that it has taken steps to establish the nation's first Energy Resilience Bank (ERB).
“Utilizing $200 million through New Jersey’s second Community Development Block Grant-Disaster
Recovery (CDBG-DR) allocation, the ERB will support the development of distributed energy resources
at critical facilities throughout the state,” a press release stated.
The ERB will provide
funding in the forms of low-interest loans and grants “to critical facilities that offer the
greatest resilience benefits for the State.” The first priority of the ERB will be providing
distributed energy solutions to water and wastewater treatment plants.
Due to power
outages in water and wastewater treatment plants during the storm, millions of gallons of raw
sewage were dumped directly into the state's waterways.
“Distributed energy resources,
including combined heat and power (CHP), fuel cells (FC) and off-grid solar inverters with battery
storage, allowed some critical facilities, such as hospitals, wastewater treatment plants and
universities, to remain operational while the electric grid was down,” the state reported. “The
launch of the ERB will enable many more such facilities to remain operational during future
outages.

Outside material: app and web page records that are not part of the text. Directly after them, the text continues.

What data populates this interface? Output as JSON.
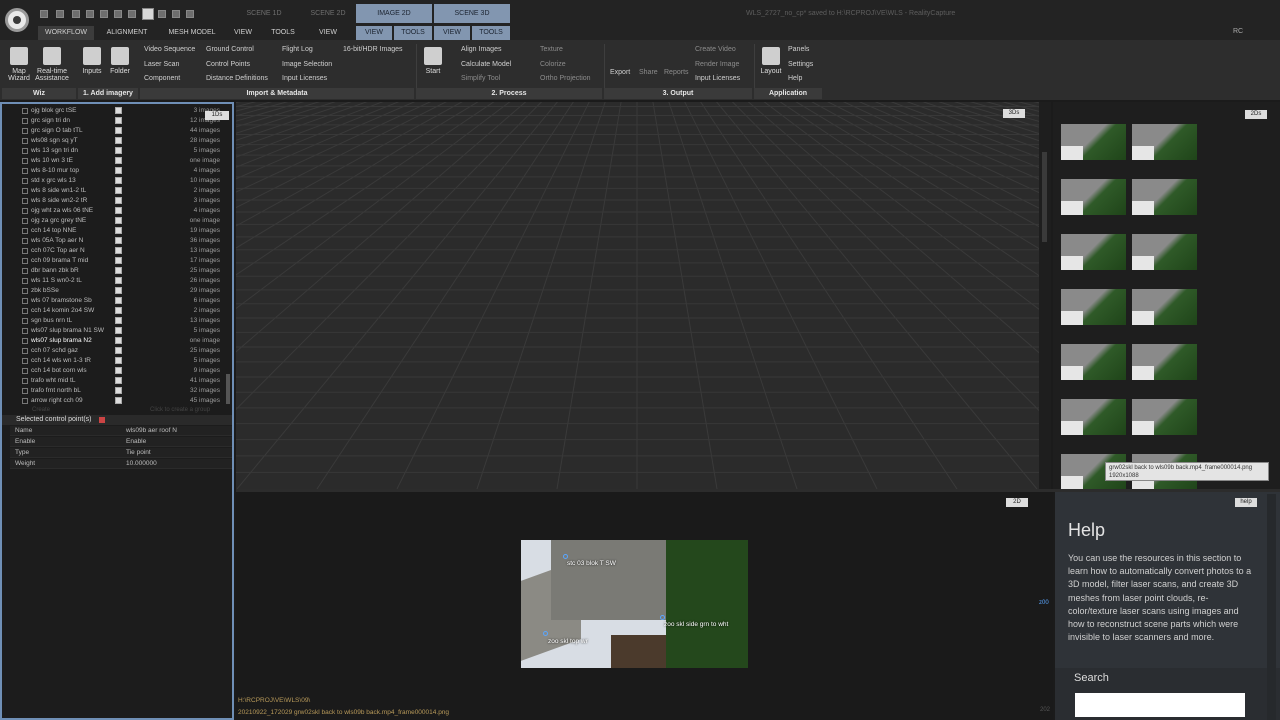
{
  "window": {
    "title": "WLS_2727_no_cp* saved to H:\\RCPROJ\\VE\\WLS - RealityCapture",
    "rc": "RC"
  },
  "scene_tabs": [
    {
      "label": "SCENE 1D",
      "active": false
    },
    {
      "label": "SCENE 2D",
      "active": false
    },
    {
      "label": "IMAGE 2D",
      "active": true
    },
    {
      "label": "SCENE 3D",
      "active": true
    }
  ],
  "ribbon_tabs": [
    "WORKFLOW",
    "ALIGNMENT",
    "MESH MODEL",
    "TOOLS",
    "VIEW"
  ],
  "sub_tabs": [
    "VIEW",
    "TOOLS",
    "VIEW",
    "TOOLS"
  ],
  "ribbon": {
    "map_wizard": "Map Wizard",
    "realtime": "Real-time Assistance",
    "inputs": "Inputs",
    "folder": "Folder",
    "import_col1": [
      "Video Sequence",
      "Laser Scan",
      "Component"
    ],
    "import_col2": [
      "Ground Control",
      "Control Points",
      "Distance Definitions"
    ],
    "import_col3": [
      "Flight Log",
      "Image Selection",
      "Input Licenses"
    ],
    "import_col4": "16-bit/HDR Images",
    "start": "Start",
    "process_col1": [
      "Align Images",
      "Calculate Model",
      "Simplify Tool"
    ],
    "process_col2": [
      "Texture",
      "Colorize",
      "Ortho Projection"
    ],
    "export": "Export",
    "share": "Share",
    "reports": "Reports",
    "output_col": [
      "Create Video",
      "Render Image",
      "Input Licenses"
    ],
    "layout": "Layout",
    "app_col": [
      "Panels",
      "Settings",
      "Help"
    ],
    "groups": [
      "Wiz",
      "1. Add imagery",
      "Import & Metadata",
      "2. Process",
      "3. Output",
      "Application"
    ]
  },
  "tree": {
    "badge": "1Ds",
    "rows": [
      {
        "name": "ojg blok grc tSE",
        "count": "3 images"
      },
      {
        "name": "grc sign tri dn",
        "count": "12 images"
      },
      {
        "name": "grc sign O tab tTL",
        "count": "44 images"
      },
      {
        "name": "wls08 sgn sq yT",
        "count": "28 images"
      },
      {
        "name": "wls 13 sgn tri dn",
        "count": "5 images"
      },
      {
        "name": "wls 10 wn 3 tE",
        "count": "one image"
      },
      {
        "name": "wls 8-10 mur top",
        "count": "4 images"
      },
      {
        "name": "std x grc wls 13",
        "count": "10 images"
      },
      {
        "name": "wls 8 side wn1-2 tL",
        "count": "2 images"
      },
      {
        "name": "wls 8 side wn2-2 tR",
        "count": "3 images"
      },
      {
        "name": "ojg wht za wls 06 tNE",
        "count": "4 images"
      },
      {
        "name": "ojg za grc grey tNE",
        "count": "one image"
      },
      {
        "name": "cch 14 top NNE",
        "count": "19 images"
      },
      {
        "name": "wls 05A Top aer N",
        "count": "36 images"
      },
      {
        "name": "cch 07C Top aer N",
        "count": "13 images"
      },
      {
        "name": "cch 09 brama T mid",
        "count": "17 images"
      },
      {
        "name": "dbr bann zbk bR",
        "count": "25 images"
      },
      {
        "name": "wls 11 S wn0-2 tL",
        "count": "26 images"
      },
      {
        "name": "zbk bSSe",
        "count": "29 images"
      },
      {
        "name": "wls 07 bramstone Sb",
        "count": "6 images"
      },
      {
        "name": "cch 14 komin 2o4 SW",
        "count": "2 images"
      },
      {
        "name": "sgn bus nrn tL",
        "count": "13 images"
      },
      {
        "name": "wls07 slup brama N1 SW",
        "count": "5 images"
      },
      {
        "name": "wls07 slup brama N2",
        "count": "one image"
      },
      {
        "name": "cch 07 schd gaz",
        "count": "25 images"
      },
      {
        "name": "cch 14 wls wn 1-3 tR",
        "count": "5 images"
      },
      {
        "name": "cch 14 bot corn wls",
        "count": "9 images"
      },
      {
        "name": "trafo wht mid tL",
        "count": "41 images"
      },
      {
        "name": "trafo frnt north bL",
        "count": "32 images"
      },
      {
        "name": "arrow right cch 09",
        "count": "45 images"
      }
    ],
    "ghost_left": "Create",
    "ghost_right": "Click to create a group"
  },
  "props": {
    "header": "Selected control point(s)",
    "rows": [
      {
        "key": "Name",
        "value": "wls09b aer roof N"
      },
      {
        "key": "Enable",
        "value": "Enable"
      },
      {
        "key": "Type",
        "value": "Tie point"
      },
      {
        "key": "Weight",
        "value": "10.000000"
      }
    ]
  },
  "viewport3d": {
    "badge": "3Ds"
  },
  "right_panel": {
    "badge": "2Ds",
    "tooltip_line1": "grw02skl back to wls09b back.mp4_frame000014.png",
    "tooltip_line2": "1920x1088"
  },
  "viewport2d": {
    "badge": "2D",
    "cp1": "stc 03 blok T SW",
    "cp2": "zoo skl side grn to wht",
    "cp3": "zoo skl top wr",
    "path_line1": "H:\\RCPROJ\\VE\\WLS\\09\\",
    "path_line2": "20210922_172029 grw02skl back to wls09b back.mp4_frame000014.png",
    "zoom_label": "z00",
    "footer": "202"
  },
  "help": {
    "badge": "help",
    "title": "Help",
    "body": "You can use the resources in this section to learn how to automatically convert photos to a 3D model, filter laser scans, and create 3D meshes from laser point clouds, re-color/texture laser scans using images and how to reconstruct scene parts which were invisible to laser scanners and more.",
    "search_label": "Search",
    "search_value": ""
  },
  "colors": {
    "accent": "#8296b0",
    "panel_border": "#6f8fb6"
  }
}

In addition to providing resilience, the benefits of distributed energy resources also
include lower and stable energy costs, a cleaner environment through reduced emissions, and
increased overall efficiency.”
“New Jersey has created a model to finance resilient power
projects, to protect against power outages during severe weather events,” Lewis Milford, President
of Clean Energy Group (CEG), wrote. “The ERB is an important way for states to finance
projects like solar with energy storage in food banks, fire stations, wastewater treatment plants,
and schools. This is a model that other states should track and evaluate for possible replication.”
Milford also noted that in addition to low-interest loans and grants, the ERB “can also
provide credit enhancement for bond issuances and other private financing participations.” Such
participations seem to fit the community investment strategies of sustainable investors. In 2012,
in the aftermath of Sandy, Community
Capital Management (CCM), a Florida-based fixed income investment manager, invested $100
million in disaster recovery and redevelopment projects in the Northeast.